▶ [Provided records]

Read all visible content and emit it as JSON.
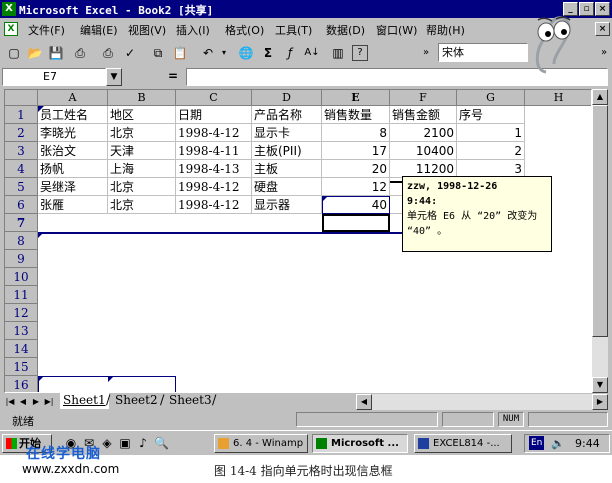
{
  "window": {
    "title": "Microsoft Excel - Book2  [共享]",
    "app_icon": "excel-icon"
  },
  "menu": [
    "文件(F)",
    "编辑(E)",
    "视图(V)",
    "插入(I)",
    "格式(O)",
    "工具(T)",
    "数据(D)",
    "窗口(W)",
    "帮助(H)"
  ],
  "toolbar": {
    "font_name": "宋体",
    "icons": [
      "new-icon",
      "open-icon",
      "save-icon",
      "print-icon",
      "print-preview-icon",
      "spelling-icon",
      "copy-icon",
      "paste-icon",
      "undo-icon",
      "hyperlink-icon",
      "autosum-icon",
      "function-icon",
      "sort-ascending-icon",
      "chart-icon",
      "help-icon"
    ]
  },
  "formula_bar": {
    "name_box": "E7",
    "equals": "="
  },
  "columns": [
    "A",
    "B",
    "C",
    "D",
    "E",
    "F",
    "G",
    "H"
  ],
  "active_column": "E",
  "rows": [
    "1",
    "2",
    "3",
    "4",
    "5",
    "6",
    "7",
    "8",
    "9",
    "10",
    "11",
    "12",
    "13",
    "14",
    "15",
    "16"
  ],
  "active_row": "7",
  "table": {
    "header": [
      "员工姓名",
      "地区",
      "日期",
      "产品名称",
      "销售数量",
      "销售金额",
      "序号"
    ],
    "data": [
      [
        "李晓光",
        "北京",
        "1998-4-12",
        "显示卡",
        "8",
        "2100",
        "1"
      ],
      [
        "张治文",
        "天津",
        "1998-4-11",
        "主板(PII)",
        "17",
        "10400",
        "2"
      ],
      [
        "扬帆",
        "上海",
        "1998-4-13",
        "主板",
        "20",
        "11200",
        "3"
      ],
      [
        "吴继泽",
        "北京",
        "1998-4-12",
        "硬盘",
        "12",
        "",
        ""
      ],
      [
        "张雁",
        "北京",
        "1998-4-12",
        "显示器",
        "40",
        "",
        ""
      ]
    ]
  },
  "comment": {
    "header": "zzw, 1998-12-26",
    "header2": "9:44:",
    "body": "单元格 E6 从 “20” 改变为",
    "body2": "“40” 。"
  },
  "sheet_tabs": [
    "Sheet1",
    "Sheet2",
    "Sheet3"
  ],
  "active_sheet": "Sheet1",
  "status": {
    "text": "就绪",
    "numlock": "NUM"
  },
  "taskbar": {
    "start": "开始",
    "tasks": [
      "6. 4 - Winamp",
      "Microsoft ...",
      "EXCEL814 -..."
    ],
    "ime": "En",
    "clock": "9:44"
  },
  "watermark": {
    "line1": "在线学电脑",
    "line2": "www.zxxdn.com"
  },
  "caption": "图 14-4  指向单元格时出现信息框"
}
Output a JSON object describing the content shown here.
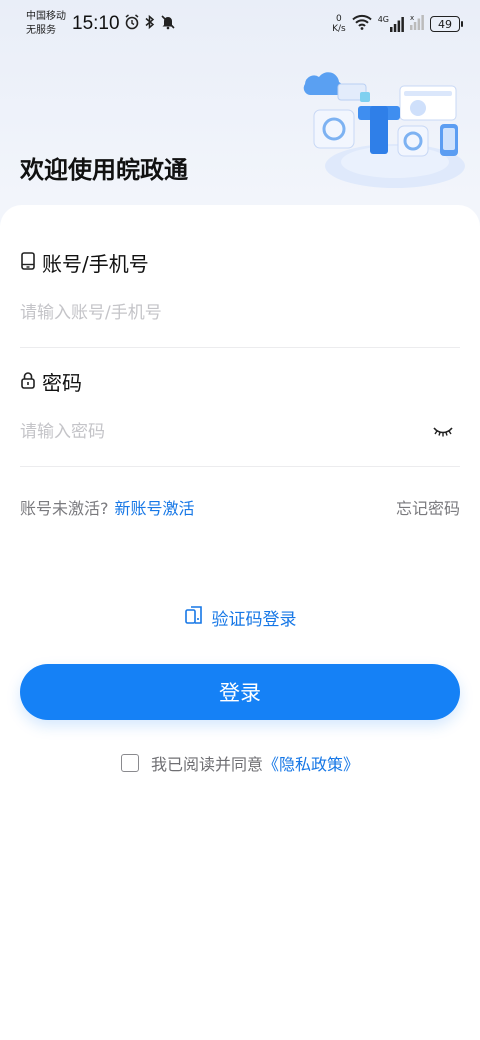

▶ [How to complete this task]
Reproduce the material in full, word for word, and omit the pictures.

▶ [Solution to the problem]
Read all visible content and emit it as JSON.
{
  "window": {
    "title": "Microsoft Excel - Book2  [共享]",
    "app_icon": "excel-icon"
  },
  "menu": [
    "文件(F)",
    "编辑(E)",
    "视图(V)",
    "插入(I)",
    "格式(O)",
    "工具(T)",
    "数据(D)",
    "窗口(W)",
    "帮助(H)"
  ],
  "toolbar": {
    "font_name": "宋体",
    "icons": [
      "new-icon",
      "open-icon",
      "save-icon",
      "print-icon",
      "print-preview-icon",
      "spelling-icon",
      "copy-icon",
      "paste-icon",
      "undo-icon",
      "hyperlink-icon",
      "autosum-icon",
      "function-icon",
      "sort-ascending-icon",
      "chart-icon",
      "help-icon"
    ]
  },
  "formula_bar": {
    "name_box": "E7",
    "equals": "="
  },
  "columns": [
    "A",
    "B",
    "C",
    "D",
    "E",
    "F",
    "G",
    "H"
  ],
  "active_column": "E",
  "rows": [
    "1",
    "2",
    "3",
    "4",
    "5",
    "6",
    "7",
    "8",
    "9",
    "10",
    "11",
    "12",
    "13",
    "14",
    "15",
    "16"
  ],
  "active_row": "7",
  "table": {
    "header": [
      "员工姓名",
      "地区",
      "日期",
      "产品名称",
      "销售数量",
      "销售金额",
      "序号"
    ],
    "data": [
      [
        "李晓光",
        "北京",
        "1998-4-12",
        "显示卡",
        "8",
        "2100",
        "1"
      ],
      [
        "张治文",
        "天津",
        "1998-4-11",
        "主板(PII)",
        "17",
        "10400",
        "2"
      ],
      [
        "扬帆",
        "上海",
        "1998-4-13",
        "主板",
        "20",
        "11200",
        "3"
      ],
      [
        "吴继泽",
        "北京",
        "1998-4-12",
        "硬盘",
        "12",
        "",
        ""
      ],
      [
        "张雁",
        "北京",
        "1998-4-12",
        "显示器",
        "40",
        "",
        ""
      ]
    ]
  },
  "comment": {
    "header": "zzw, 1998-12-26",
    "header2": "9:44:",
    "body": "单元格 E6 从 “20” 改变为",
    "body2": "“40” 。"
  },
  "sheet_tabs": [
    "Sheet1",
    "Sheet2",
    "Sheet3"
  ],
  "active_sheet": "Sheet1",
  "status": {
    "text": "就绪",
    "numlock": "NUM"
  },
  "taskbar": {
    "start": "开始",
    "tasks": [
      "6. 4 - Winamp",
      "Microsoft ...",
      "EXCEL814 -..."
    ],
    "ime": "En",
    "clock": "9:44"
  },
  "watermark": {
    "line1": "在线学电脑",
    "line2": "www.zxxdn.com"
  },
  "caption": "图 14-4  指向单元格时出现信息框"
}
Output a JSON object describing the content shown here.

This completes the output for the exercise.